Our previous blogs on offering feedback lead directly to the heart of the matter: how the consultative salesperson addresses the need for behavior change among his staff when coaching for improved performance. Before we describe specific coaching dialog techniques, we need to be aware of the important differences between “coaching” peers and clients, versus coaching our direct reports— and how those differences modify the concept of “consultative” leadership.
Obviously, we cannot mandate change in the behavior of our peers or clients. Yes, we can make observations about their conduct— the phrase “offer feedback” aptly signals our delivery style— but we’ll probably have to “get over it” and move on if they choose to ignore our opinions and suggestions. That’s why the supportive, empathetic and positive communication techniques described in previous blogs are so critically important in parallel and upward-feedback situations: if clients and peers aren’t genuinely attracted to our “invitations,” they’re not going to change, period.
In theory, we don’t have to be nearly so thoughtful when giving feedback to our subordinates— but the rewards for doing so, anyway, are dramatic and lasting. Remember: our direct-reports know that we could get away with being brusque and heavy-handed, so the respect and empathy we display when giving feedback will be noted, welcomed and appreciated. As we’ve said before, our goal is to minimize coachee resistance to accepting the need for change; the heart of our success is in making our constructive criticisms palatable.
And now we come to the turning point. If, despite our best efforts, the subordinate coachee disagrees with our feedback, we clearly cannot accept a stalemate and disengage— as we might be forced to do with an unyielding client or peer. We have a professional obligation to our sales team, our company (and to our client) to elevate our subordinates’ job performance to the highest achievable level; “failure is not an option” in this supervisory responsibility.
The unpleasant reality is that a capable, ambitious, pro-active business professional is very likely to be resistant to constructive criticism, even if it is rigorously accurate, objective, fair and relevant. (If we’re ever going to let emotion and ego get the best of us, it’s in the face of criticisms of our selling skills.)
The challenge facing the coach is formidable: how can we move legitimately move forward to the all-important “improvement plan” phase of the coaching process when blocked by strong resistance from the coachee— without abruptly and conspicuously abandoning the genuinely consultative style with which we offered the feedback?
Our next blog addresses this question as it describes the adaptation and application of the “objection resolution” process to the coaching for improved performance model.
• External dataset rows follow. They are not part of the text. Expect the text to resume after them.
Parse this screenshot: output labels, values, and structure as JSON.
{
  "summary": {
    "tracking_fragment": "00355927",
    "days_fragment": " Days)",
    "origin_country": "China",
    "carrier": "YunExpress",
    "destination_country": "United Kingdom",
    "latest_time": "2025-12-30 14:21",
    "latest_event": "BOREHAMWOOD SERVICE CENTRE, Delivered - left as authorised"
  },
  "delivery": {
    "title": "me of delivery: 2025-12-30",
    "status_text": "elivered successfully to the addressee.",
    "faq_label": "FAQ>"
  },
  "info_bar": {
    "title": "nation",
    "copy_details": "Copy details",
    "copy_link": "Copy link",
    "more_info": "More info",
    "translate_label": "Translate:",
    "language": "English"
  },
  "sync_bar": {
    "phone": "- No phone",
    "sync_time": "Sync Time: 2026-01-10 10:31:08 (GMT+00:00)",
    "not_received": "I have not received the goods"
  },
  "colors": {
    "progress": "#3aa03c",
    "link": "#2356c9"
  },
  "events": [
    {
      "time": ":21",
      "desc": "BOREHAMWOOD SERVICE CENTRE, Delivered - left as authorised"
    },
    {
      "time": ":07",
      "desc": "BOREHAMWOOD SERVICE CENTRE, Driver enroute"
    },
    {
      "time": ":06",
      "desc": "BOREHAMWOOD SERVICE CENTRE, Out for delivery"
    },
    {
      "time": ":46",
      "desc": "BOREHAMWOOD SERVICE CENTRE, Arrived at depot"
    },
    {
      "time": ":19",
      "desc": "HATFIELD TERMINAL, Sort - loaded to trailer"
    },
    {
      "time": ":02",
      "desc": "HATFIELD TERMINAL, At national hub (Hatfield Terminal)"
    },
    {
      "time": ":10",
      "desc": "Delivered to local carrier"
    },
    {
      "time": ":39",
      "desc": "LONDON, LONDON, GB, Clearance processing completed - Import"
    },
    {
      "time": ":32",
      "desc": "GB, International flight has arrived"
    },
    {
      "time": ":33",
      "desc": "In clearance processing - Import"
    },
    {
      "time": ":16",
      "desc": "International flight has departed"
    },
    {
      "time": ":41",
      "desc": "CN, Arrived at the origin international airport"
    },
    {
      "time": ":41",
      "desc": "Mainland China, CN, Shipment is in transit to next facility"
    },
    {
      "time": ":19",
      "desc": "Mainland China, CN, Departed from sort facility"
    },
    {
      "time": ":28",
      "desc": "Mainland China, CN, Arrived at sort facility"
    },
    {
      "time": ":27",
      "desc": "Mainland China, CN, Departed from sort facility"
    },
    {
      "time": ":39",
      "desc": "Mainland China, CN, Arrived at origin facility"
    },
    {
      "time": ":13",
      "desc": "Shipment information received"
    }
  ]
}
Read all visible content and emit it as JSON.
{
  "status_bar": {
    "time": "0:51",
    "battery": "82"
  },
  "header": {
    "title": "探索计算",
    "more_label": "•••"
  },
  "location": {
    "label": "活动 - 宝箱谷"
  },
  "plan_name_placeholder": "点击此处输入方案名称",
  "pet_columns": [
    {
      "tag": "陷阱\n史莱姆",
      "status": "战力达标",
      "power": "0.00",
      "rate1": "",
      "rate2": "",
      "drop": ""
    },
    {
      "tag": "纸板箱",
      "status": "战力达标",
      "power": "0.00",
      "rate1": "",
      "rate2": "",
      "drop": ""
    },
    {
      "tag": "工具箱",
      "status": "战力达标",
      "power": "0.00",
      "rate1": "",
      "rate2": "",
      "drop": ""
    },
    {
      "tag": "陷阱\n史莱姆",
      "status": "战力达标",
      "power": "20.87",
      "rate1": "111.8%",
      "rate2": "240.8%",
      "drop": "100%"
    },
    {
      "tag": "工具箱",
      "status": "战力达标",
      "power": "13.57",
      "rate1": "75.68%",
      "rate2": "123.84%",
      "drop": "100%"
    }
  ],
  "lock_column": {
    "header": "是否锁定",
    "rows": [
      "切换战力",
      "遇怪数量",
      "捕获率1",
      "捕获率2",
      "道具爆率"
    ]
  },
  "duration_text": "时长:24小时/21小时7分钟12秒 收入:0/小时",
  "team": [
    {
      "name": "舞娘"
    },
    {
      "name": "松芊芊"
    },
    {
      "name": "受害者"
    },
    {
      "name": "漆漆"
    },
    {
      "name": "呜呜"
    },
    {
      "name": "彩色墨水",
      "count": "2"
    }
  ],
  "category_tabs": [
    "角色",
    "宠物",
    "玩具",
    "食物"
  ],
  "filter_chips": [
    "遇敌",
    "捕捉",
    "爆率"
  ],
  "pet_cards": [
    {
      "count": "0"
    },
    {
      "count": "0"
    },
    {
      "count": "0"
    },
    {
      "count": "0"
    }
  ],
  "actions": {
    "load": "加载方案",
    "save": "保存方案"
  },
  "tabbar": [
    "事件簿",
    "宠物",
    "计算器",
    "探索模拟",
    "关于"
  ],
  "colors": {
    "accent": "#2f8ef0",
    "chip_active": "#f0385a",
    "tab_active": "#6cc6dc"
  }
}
Successful coaching is an important element supporting innovative team selling. Click on the underlined links that follow to read an Introduction, Testimonials, and a Free Sample Chapter of Innovative Team Selling, or to visit the Innovative Team Selling website.